However, before including some or all of the cohabitee or new spouse income, the court would also have to consider whether including that income would lead to extreme and severe hardship to any child supported by the remarried party, or by either party's subsequent spouse or non-marital partner. This means that the new spouse or cohabite income may not be considered if they have a child or children from a prior relationship, or with the new spouse.

The court makes its decisions on these issues a case-by-case basis.

Impact on Spousal Support when the Paying Party Cohabits or Remarries

The family code prohibits the income of a supporting spouse's subsequent spouse or non-marital partner to be considered when determining or modifying spousal support.

Impact on Spousal Support when the Receiving Party Cohabits

The first place to look is the parties Marital Settlement Agreement to see if there is a provision automatically terminating or reducing spousal support if the receiving party is cohabiting.

Sometimes parties enter into a Marital Settlement agreement that provides for non-modifiable support. In such cases, unless support is specifically terminated or reduced upon cohabitation, then the non-modifiable support provision precludes modification if supported spouse cohabits.

If there is no cohabitation provision regarding spousal support, then the Receiving Party's cohabitation is a change in circumstances triggering the Family Code presumption of decreased need for spousal support. Because this is merely a presumption, the cohabiting spouse can present evidence to prove to the court that he or she has a continued need for support despite the cohabitation. If the cohabitating spouse does not meet this burden, then the court may modify or terminate spousal support.

Impact on Spousal Support when the Receiving Party Remarries

The parties Marital Settlement Agreement controls.
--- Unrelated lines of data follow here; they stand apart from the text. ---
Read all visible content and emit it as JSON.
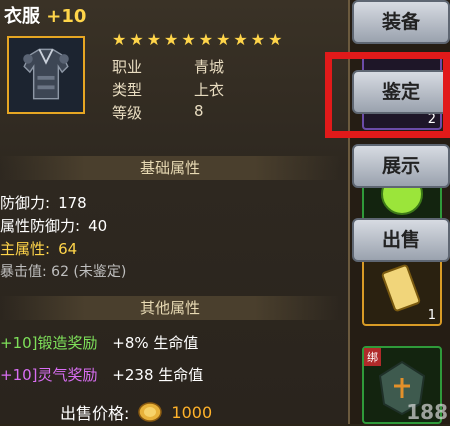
{
  "item": {
    "name": "衣服",
    "enhance": "+10",
    "stars": 10,
    "star_glyph": "★",
    "fields": [
      {
        "label": "职业",
        "value": "青城"
      },
      {
        "label": "类型",
        "value": "上衣"
      },
      {
        "label": "等级",
        "value": "8"
      }
    ]
  },
  "basic": {
    "title": "基础属性",
    "defense_label": "防御力:",
    "defense_value": "178",
    "attr_def_label": "属性防御力:",
    "attr_def_value": "40",
    "main_label": "主属性:",
    "main_value": "64",
    "crit_text": "暴击值: 62 (未鉴定)"
  },
  "other": {
    "title": "其他属性",
    "forge_label": "+10]锻造奖励",
    "forge_value": "+8% 生命值",
    "aura_label": "+10]灵气奖励",
    "aura_value": "+238 生命值"
  },
  "sell": {
    "label": "出售价格:",
    "price": "1000"
  },
  "buttons": {
    "equip": "装备",
    "identify": "鉴定",
    "show": "展示",
    "sell": "出售"
  },
  "slots": {
    "slot1_count": "2",
    "slot3_count": "1",
    "bind_label": "绑"
  },
  "watermark": "188",
  "colors": {
    "highlight": "#e11a1a",
    "gold": "#ffd54a",
    "green_bonus": "#7ee05a",
    "purple_bonus": "#d86ef2"
  }
}
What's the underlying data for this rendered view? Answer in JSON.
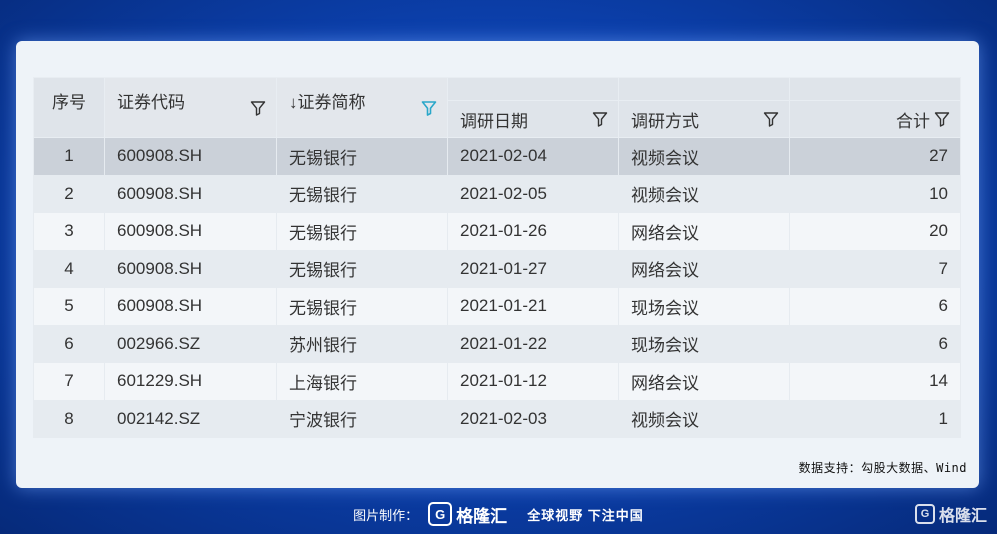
{
  "table": {
    "columns": {
      "idx": "序号",
      "code": "证券代码",
      "name": "↓证券简称",
      "date": "调研日期",
      "method": "调研方式",
      "total": "合计"
    },
    "rows": [
      {
        "idx": "1",
        "code": "600908.SH",
        "name": "无锡银行",
        "date": "2021-02-04",
        "method": "视频会议",
        "total": "27"
      },
      {
        "idx": "2",
        "code": "600908.SH",
        "name": "无锡银行",
        "date": "2021-02-05",
        "method": "视频会议",
        "total": "10"
      },
      {
        "idx": "3",
        "code": "600908.SH",
        "name": "无锡银行",
        "date": "2021-01-26",
        "method": "网络会议",
        "total": "20"
      },
      {
        "idx": "4",
        "code": "600908.SH",
        "name": "无锡银行",
        "date": "2021-01-27",
        "method": "网络会议",
        "total": "7"
      },
      {
        "idx": "5",
        "code": "600908.SH",
        "name": "无锡银行",
        "date": "2021-01-21",
        "method": "现场会议",
        "total": "6"
      },
      {
        "idx": "6",
        "code": "002966.SZ",
        "name": "苏州银行",
        "date": "2021-01-22",
        "method": "现场会议",
        "total": "6"
      },
      {
        "idx": "7",
        "code": "601229.SH",
        "name": "上海银行",
        "date": "2021-01-12",
        "method": "网络会议",
        "total": "14"
      },
      {
        "idx": "8",
        "code": "002142.SZ",
        "name": "宁波银行",
        "date": "2021-02-03",
        "method": "视频会议",
        "total": "1"
      }
    ]
  },
  "source": "数据支持：勾股大数据、Wind",
  "watermark": {
    "logo": "G",
    "brand": "格隆汇",
    "brand2": "勾股大数据"
  },
  "footer": {
    "label": "图片制作：",
    "logo": "G",
    "logo_text": "格隆汇",
    "slogan": "全球视野 下注中国"
  },
  "corner": {
    "logo": "G",
    "text": "格隆汇"
  },
  "colors": {
    "filter_icon": "#333333",
    "filter_icon_active": "#2aa7c9",
    "selected_row": "#cbd1d9"
  }
}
If there is a provision automatically terminating spousal support if the receiving party remarries, then the remarriage automatically terminates spousal support.

If there is a provision providing for non-modifiable spousal support despite remarriage, then spousal support continues as set forth in the Marital Settlement Agreement.